Failure: It’s a Good Thing.
“Failure is simply the opportunity to begin again, this time more intelligently.” -Henry Ford
Atychiphobia (the scientific name for fear of failure) has been ingrained inside of us. In school, if we’re just shy of the ’90s, we’re told we are wasting our lives and to pick up the slack.
If you don’t attain the almighty A or aren’t somewhere in the ballpark, people view you as a failure.
In the business world failure is a scary thing, especially if failure has occurred more than once. Because of this fear, we shy away from new opportunities. When you fear failure too much, you’re going to focus most of your efforts on staying away from anything that could potentially end in a face-plant.
Many people correlate failure with incompetence. If they fail, that means they weren’t good enough, or smart enough, or skilled enough to succeed. No one wants to be viewed as someone who couldn’t reach a long sought after goal, so people don’t try and they don’t take any risks.
But, the biggest risk is not taking any risk. Failure is part of being human. The only strategy that is absolutely going to fail, is not taking any risks.
Henry Ford went bankrupt twice before he even made an investable car. By that time people, including his family and friends, had lost faith in him.
But, he continued to charge ahead, he analyzed his mistakes, learned from his failures, and began again. He continued to take risks and eventually succeeded. He attributes his success to lacking atychiphobia.
There are really two kinds of failures. The first comes from never trying, never taking any risks. You’ll never learn anything and your timidity will cause you to look back on your life with regret.

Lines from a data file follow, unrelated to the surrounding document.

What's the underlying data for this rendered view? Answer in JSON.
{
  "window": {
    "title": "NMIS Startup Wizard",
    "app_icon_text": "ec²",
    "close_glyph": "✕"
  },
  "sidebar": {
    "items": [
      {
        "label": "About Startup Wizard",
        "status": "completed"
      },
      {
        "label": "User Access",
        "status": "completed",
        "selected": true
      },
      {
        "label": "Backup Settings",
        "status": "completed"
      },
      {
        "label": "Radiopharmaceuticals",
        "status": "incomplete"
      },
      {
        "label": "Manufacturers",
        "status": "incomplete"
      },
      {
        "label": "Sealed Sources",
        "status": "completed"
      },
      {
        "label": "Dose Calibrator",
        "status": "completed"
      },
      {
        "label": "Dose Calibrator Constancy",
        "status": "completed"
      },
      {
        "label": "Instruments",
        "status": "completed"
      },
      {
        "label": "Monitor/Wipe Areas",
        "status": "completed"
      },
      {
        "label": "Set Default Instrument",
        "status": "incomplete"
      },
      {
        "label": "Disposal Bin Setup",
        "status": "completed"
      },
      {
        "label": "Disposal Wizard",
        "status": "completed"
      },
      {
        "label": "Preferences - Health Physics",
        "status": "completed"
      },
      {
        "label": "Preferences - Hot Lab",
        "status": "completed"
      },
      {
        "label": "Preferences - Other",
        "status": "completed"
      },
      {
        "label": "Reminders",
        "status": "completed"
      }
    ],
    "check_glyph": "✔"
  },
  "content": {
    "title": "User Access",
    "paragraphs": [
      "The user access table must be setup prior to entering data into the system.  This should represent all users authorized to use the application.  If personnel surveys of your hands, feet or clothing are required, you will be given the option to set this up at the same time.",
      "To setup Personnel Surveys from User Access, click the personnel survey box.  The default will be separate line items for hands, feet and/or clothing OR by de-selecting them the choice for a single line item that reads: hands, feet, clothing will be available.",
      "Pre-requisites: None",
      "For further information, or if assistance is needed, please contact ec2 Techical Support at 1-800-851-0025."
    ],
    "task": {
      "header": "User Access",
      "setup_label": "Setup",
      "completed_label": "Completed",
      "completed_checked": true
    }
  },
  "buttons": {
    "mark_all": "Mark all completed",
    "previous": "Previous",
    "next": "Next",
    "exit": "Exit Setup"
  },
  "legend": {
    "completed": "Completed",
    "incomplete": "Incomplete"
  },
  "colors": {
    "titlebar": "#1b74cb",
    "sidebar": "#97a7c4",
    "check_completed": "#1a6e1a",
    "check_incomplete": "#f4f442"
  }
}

The second kind of failure comes from taking risks and being bold. Failure in this mindset makes you stronger and gives you clarity on how things should be done. Any blow absorbed by your reputation is outweighed by the lessons you learn.
“A champion is not defined by their wins, but by how they recover when they fall.”
Take risks. Be bold. Fail often.